2)

I don't recall what was a typical "swlist" top level listing on K-class hardware with 10.20. But on 11.00 at least, I would have expected a bit longer listing right after a default HP-UX installation.

 

The HP-UX swinstall system (by the way, its proper name is Software Distributor, in case you see it mentioned in the documentation) is hierarchical: files are grouped into filesets, which are grouped into products and (optionally) subproducts, which can exist as-is or can be grouped into bundles. Without any options, the swinstall command will only display the "top level" view: the bundles and any products that don't belong to any bundles.

 

3)

The /dev/crt* devices always refer to graphical output devices. /dev/crt is the "default" graphical display, which is probably referring to the same hardware as /dev/crt0; the idea is that if there are multiple graphical output devices, you can make /dev/crt point to whichever device you want, and still keep using /dev/crtN devices for things that are required to be associated with a particular specific display device.

 

The fact that /dev/crt* devices exist on your system suggest that the drivers required to run the graphical output might already be installed and functional, but the local X11 display system is not configured to run. If that is the problem, SAM is probably the easiest way to start it.

 

> pa con 8/12.0   will that connect the system to the graphics monitor?

It should. Perhaps not immediately, but at next reboot/power-up.

 

> If it disconnects the terminal console and nothing shows up on the graphics monitor, how do I get the terminal console back?

Actually you already switched it back once: switching to serial console mode is as easy as disconnecting the graphical display, keyboard and mouse, and powering up the system. If you want to keep a HP-UX system in graphical mode, don't power it up with a keyboard unplugged...

 

But there is nothing that says the console must be the graphical output device: it is possible to activate the graphics monitor as a "secondary head" and keep the console functionality in the console serial port. In that configuration, the downside is that at boot time, you'll see nothing on the graphics monitor until at the very end of the boot sequence when the X11 graphics subsystem starts up. To troubleshoot boot-up issues, you will need to use the serial console in that case.

 

You might want to proceed one step at a time: first activate the graphics display, and after you've seen that it works, transfer the system console functionality to it.

MK
glennes
Frequent Advisor

Re: No Output to Console on HP 9000 K370

MK...

 

Thanks for responding! Your information is great to have.

 

I do have a clarification question to ask you.
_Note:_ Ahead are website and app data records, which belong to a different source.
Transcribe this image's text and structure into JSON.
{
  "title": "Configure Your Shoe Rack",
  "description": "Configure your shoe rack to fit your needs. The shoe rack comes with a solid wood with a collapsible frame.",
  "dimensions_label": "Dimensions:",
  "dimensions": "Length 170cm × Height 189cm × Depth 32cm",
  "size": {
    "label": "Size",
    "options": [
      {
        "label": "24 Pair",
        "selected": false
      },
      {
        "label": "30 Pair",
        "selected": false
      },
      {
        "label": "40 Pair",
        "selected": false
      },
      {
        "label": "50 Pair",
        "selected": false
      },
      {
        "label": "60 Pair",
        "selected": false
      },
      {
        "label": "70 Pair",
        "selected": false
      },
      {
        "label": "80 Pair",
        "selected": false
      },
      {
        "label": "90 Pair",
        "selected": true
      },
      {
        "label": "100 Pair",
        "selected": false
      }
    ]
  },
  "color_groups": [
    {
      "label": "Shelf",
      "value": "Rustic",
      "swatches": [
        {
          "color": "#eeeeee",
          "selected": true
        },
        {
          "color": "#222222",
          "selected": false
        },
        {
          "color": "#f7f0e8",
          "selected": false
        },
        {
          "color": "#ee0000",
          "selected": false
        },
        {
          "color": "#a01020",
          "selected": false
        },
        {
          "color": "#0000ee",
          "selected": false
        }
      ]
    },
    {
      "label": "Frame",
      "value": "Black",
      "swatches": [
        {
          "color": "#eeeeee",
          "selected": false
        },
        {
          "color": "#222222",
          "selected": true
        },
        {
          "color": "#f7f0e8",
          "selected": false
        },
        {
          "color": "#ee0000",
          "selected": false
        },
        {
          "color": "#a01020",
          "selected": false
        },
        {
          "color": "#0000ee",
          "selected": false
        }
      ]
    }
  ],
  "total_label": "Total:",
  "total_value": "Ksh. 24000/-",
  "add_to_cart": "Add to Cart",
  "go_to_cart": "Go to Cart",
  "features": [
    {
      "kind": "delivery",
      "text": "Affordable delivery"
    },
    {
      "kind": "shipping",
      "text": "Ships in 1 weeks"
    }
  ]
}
You stated that "it is possible to activate the graphics monitor as a "secondary head" and keep the console functionality in the console serial port." This is exactly the configuration I would like to have. How do I activate the graphics monitor as a "secondary head" in this scenario?

 

Thanks again!

Glenn